CONCHOID OF NICOMEDES From the Greek Kogkhoeidês: similar to a shell. Nicomedes (2nd century BC): Greek mathematician.

 Polar equation: . Cartesian equation: or . Rational Cartesian parametrization: (with ). Rational circular quartic.

The conchoids of Nicomedes are the conchoids of straight lines (here, the line is (D) and its equation is x = a; b can be considered to be positive without loss of generality).

They have two infinite branches for which the line (D) is an asymptote, the left one being ordinary for 0 < b < a, with a cuspidal point for b = a and with a loop for b > a. 0 < b < a a = b b > a

The conchoids of Nicomedes are also the cissoids of the circle with centre O and radius b and the line (D) with respect to the centre of the circle.

 The conchoids of Nicomedes are the trisectrix. Opposite, we see the trisecting of an angle of 30° ( ); note that to each angle to be trisected corresponds a different conchoid ( ). Method: draw a triangle OHI with a right angle in H, such that OIH is the angle to trisect. Draw the conchoid of the line (IH) with pole O and modulus OI. The circle with centre I and radius OI cuts the conchoid at M, symmetrical image of O about I and a second point N, the construction of which can only be approximative. The trisected angle is NIJ. For b = 2a, the conchoid of Nicomedes is also a duplicatrix (see [GomesTexeira] page 266, or [Carrega] page 72).

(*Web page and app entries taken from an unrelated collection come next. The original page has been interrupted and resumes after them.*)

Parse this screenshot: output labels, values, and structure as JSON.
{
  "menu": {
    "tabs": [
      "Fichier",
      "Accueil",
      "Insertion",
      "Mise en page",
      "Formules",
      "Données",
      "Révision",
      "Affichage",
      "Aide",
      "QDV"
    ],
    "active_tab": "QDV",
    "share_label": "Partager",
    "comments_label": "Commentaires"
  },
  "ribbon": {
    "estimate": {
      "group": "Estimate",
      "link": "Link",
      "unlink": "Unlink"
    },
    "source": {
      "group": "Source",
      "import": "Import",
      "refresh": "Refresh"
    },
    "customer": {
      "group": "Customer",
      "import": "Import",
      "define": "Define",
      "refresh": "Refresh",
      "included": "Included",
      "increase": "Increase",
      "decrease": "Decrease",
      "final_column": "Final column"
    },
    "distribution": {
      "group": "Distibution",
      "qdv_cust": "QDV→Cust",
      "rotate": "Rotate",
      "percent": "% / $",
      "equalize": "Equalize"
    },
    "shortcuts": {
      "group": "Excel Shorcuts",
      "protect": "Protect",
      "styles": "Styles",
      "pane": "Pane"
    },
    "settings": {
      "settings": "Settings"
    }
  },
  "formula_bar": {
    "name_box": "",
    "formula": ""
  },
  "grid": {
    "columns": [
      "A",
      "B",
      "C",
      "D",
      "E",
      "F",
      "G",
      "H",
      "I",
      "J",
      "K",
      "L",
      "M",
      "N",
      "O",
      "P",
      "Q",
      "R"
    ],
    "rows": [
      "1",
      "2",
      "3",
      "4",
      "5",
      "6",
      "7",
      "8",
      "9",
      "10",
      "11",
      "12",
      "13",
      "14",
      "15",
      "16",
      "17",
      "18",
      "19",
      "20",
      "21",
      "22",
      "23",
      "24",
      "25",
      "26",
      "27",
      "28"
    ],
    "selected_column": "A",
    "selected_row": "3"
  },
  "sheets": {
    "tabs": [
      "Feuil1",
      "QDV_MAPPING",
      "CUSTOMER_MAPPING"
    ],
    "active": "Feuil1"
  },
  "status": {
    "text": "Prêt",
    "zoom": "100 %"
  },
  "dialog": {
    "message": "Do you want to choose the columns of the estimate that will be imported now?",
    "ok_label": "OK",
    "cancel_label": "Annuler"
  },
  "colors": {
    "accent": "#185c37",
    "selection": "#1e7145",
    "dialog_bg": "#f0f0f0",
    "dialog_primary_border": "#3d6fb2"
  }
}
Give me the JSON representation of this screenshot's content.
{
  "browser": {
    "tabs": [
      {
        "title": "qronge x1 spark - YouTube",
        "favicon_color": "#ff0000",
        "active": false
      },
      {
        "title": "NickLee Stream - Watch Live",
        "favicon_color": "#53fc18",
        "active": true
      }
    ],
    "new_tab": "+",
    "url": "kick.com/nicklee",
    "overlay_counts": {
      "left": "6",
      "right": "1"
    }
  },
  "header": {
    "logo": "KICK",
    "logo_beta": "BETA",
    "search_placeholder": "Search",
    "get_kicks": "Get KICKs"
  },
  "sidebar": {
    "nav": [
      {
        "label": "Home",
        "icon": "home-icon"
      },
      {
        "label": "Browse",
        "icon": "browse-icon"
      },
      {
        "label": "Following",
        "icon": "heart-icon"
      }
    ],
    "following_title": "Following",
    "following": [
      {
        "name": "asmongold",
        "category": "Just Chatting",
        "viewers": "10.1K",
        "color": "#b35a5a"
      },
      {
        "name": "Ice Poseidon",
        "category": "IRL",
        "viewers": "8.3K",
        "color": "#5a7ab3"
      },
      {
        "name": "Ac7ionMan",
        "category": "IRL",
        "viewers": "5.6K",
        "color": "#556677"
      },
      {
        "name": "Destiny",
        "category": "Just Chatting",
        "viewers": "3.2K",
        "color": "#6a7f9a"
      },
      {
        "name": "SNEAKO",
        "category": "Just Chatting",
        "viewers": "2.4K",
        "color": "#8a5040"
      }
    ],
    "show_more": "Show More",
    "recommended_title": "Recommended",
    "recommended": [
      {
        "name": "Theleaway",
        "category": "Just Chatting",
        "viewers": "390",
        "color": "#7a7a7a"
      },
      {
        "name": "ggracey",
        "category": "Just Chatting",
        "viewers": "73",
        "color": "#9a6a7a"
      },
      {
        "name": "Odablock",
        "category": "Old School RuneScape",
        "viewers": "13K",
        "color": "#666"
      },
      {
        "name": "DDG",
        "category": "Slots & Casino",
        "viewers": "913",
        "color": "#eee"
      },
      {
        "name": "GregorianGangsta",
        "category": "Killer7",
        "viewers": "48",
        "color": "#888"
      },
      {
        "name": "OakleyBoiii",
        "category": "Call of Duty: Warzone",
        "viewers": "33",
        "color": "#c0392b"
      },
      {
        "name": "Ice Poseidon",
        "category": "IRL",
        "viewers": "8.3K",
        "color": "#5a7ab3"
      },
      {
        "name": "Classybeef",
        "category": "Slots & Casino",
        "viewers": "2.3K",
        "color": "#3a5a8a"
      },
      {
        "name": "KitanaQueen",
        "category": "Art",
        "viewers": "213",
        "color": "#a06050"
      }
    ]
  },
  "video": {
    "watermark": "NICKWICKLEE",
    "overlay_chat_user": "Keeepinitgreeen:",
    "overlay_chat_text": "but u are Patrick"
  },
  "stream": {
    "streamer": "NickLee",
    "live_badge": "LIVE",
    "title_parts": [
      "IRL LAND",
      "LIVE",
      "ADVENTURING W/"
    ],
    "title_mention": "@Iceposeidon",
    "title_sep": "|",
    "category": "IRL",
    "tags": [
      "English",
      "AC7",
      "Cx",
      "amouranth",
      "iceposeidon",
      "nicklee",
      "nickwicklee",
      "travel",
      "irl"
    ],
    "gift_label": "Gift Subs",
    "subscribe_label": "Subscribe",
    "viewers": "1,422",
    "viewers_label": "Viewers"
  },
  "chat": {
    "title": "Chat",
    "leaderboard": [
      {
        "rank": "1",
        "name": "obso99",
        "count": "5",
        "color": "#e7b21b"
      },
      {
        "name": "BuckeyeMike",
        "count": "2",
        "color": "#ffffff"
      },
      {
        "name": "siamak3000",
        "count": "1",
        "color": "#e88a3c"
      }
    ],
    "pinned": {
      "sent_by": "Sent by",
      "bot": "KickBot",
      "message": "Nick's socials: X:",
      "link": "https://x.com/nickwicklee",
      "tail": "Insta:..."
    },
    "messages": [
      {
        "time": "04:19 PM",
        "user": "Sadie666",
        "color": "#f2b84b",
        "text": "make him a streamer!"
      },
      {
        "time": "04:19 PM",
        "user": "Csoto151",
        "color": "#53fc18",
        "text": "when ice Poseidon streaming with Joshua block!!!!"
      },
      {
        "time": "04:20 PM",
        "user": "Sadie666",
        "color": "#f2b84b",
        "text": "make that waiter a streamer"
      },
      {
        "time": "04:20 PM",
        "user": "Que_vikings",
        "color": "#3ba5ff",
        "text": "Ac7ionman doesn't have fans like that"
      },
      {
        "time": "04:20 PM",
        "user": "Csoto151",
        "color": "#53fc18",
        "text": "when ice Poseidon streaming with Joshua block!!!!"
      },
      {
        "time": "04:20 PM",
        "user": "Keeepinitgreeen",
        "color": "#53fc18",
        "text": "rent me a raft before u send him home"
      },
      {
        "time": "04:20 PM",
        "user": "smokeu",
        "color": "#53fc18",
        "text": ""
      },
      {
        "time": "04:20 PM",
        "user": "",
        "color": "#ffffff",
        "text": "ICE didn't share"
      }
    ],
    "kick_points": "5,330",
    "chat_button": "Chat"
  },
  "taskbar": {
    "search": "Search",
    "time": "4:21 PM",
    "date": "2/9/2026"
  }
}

One can also take an interest, more generally, to the movement of a plane over a fixed plane, called linear conchoidal movement, the moving plane being linked to the line (O ), describing the line (D) (and being fixed in the moving plane): indeed, the conchoids of Nicomedes are the roulettes of this movement, for tracing points located on the line (O ).

With the notations of this page, we have: .
Therefore, in the frame centred on (a, 0), the base is the parabola: , the rolling curve the Kampyle of Eudoxus with polar equation and the roulettes are the curves: which give conchoids for . Therefore, the conchoids of straight lines are the loci of points on the transerval axis of a Kampyle rolling without sliding on a parabola. The other roulettes of this movement are the loci of the point M forming a constant angle when describes the line (D). Opposite are drawn a conchoid of a line and another roulette, obtained for ; the latter curve was named "orthoconchoid of a line" by Neuberg in 1904, and any roulette could be called "isoconchoid of a line". Loria p. 274.

The movement obtained when swapping the base and the rolling curve is the Kappa. See here the reason why portions of conchoids of Nicomedes appear in a conical anamorphosis. Conchoid drawer